15 Study of vedolizumab (MLN0002) in patients with moderate to severe Crohn’s disease (GEMINI II). ClinicalTrials.gov Web site. http://www.clinicaltrials.gov/ct2/show/NCT00783692?term=vedolizumab&rank=2. Updated June 19, 2014. Accessed April 24, 2017.
16 Study of vedolizumab in patients with moderate to severe Crohn’s disease (GEMINI III). ClinicalTrials.gov Web site. http://www.clinicaltrials.gov/ct2/show/NCT01224171?term=vedolizumab&rank=4. Updated June 19, 2014. Accessed April 24, 2017.
17 An open-label study of vedolizumab (MLN0002) in patients with ulcerative colitis and Crohn’s disease (GEMINI LTS). ClinicalTrials.gov Web site. http://www.clinicaltrials.gov/ct2/show/NCT00790933?term=vedolizumab&rank=3. Updated February 17, 2017. Accessed April 24, 2017.
18 What is Inflammatory Bowel Disease (IBD)? Centers for Disease Control and Prevention Web site. https://www.cdc.gov/ibd/. Accessed April 24, 2017.
19 Baumgart DC, Carding SR. Inflammatory bowel disease: cause and immunobiology. Lancet. 2007; 369: 1627-1640.

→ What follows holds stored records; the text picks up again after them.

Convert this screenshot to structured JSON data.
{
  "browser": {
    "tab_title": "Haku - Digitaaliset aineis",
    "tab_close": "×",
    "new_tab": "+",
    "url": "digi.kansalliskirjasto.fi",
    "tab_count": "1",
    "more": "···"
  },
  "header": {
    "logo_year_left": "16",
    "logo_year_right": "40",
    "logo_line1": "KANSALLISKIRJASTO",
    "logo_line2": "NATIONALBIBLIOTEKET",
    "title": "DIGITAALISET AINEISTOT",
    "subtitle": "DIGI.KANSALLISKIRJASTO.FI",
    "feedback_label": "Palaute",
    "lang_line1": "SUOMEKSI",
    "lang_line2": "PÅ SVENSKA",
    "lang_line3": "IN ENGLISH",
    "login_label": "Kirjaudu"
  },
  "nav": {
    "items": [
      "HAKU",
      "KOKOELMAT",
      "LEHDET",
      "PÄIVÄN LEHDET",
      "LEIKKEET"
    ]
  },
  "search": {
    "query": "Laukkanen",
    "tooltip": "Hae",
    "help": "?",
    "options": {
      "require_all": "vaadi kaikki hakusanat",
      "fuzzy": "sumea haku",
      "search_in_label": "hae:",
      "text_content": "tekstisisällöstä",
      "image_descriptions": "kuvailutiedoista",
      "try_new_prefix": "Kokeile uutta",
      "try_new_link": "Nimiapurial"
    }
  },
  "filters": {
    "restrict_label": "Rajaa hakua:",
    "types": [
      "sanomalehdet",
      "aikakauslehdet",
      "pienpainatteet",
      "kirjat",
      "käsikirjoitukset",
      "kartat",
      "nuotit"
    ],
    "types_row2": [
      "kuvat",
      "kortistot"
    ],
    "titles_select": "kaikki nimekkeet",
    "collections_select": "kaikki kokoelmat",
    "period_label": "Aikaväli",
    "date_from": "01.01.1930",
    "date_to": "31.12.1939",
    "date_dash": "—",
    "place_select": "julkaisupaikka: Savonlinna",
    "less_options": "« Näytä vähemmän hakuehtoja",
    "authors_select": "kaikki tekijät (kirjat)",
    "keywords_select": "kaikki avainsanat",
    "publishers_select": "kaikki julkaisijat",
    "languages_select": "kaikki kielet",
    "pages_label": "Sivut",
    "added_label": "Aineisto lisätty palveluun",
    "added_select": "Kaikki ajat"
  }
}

20 Torres J, Billioud V, Sachar DB, Peyrin-Biroulet L, Colombel JF. Ulcerative colitis as a progressive disease: the forgotten evidence. Inflamm Bowel Dis. 2012; 18: 1356-1363.
21 Feuerstein JD, Cheifetz AS. Crohn’s disease: Epidemiology, diagnosis and management. Mayo Clin Proc. 2017; 92(7): 1088-1103.
22 Sands BE. From symptom to diagnosis: clinical distinctions among various forms of intestinal inflammation. Gastroenterology. 2004; 126: 1518-1532.
23 Henckaerts L, Pierik M, Joossens M, et al. Mutations in pattern recognition receptor genes modulate seroreactivity to microbial antigens in patients with inflammatory bowel disease. Gut. 2007; 56: 1536-1542.
24 Kaser A, Zeissig S, Blumberg RS. Genes and environment: How will our concepts on the pathophysiology of IBD develop in the future? Dig Dis. 2010; 28: 395-405.
25 Digestive Health. University of Miami Hospital. http://umiamihospital.com/service-lines/digestive-health. Accessed April 24, 2017.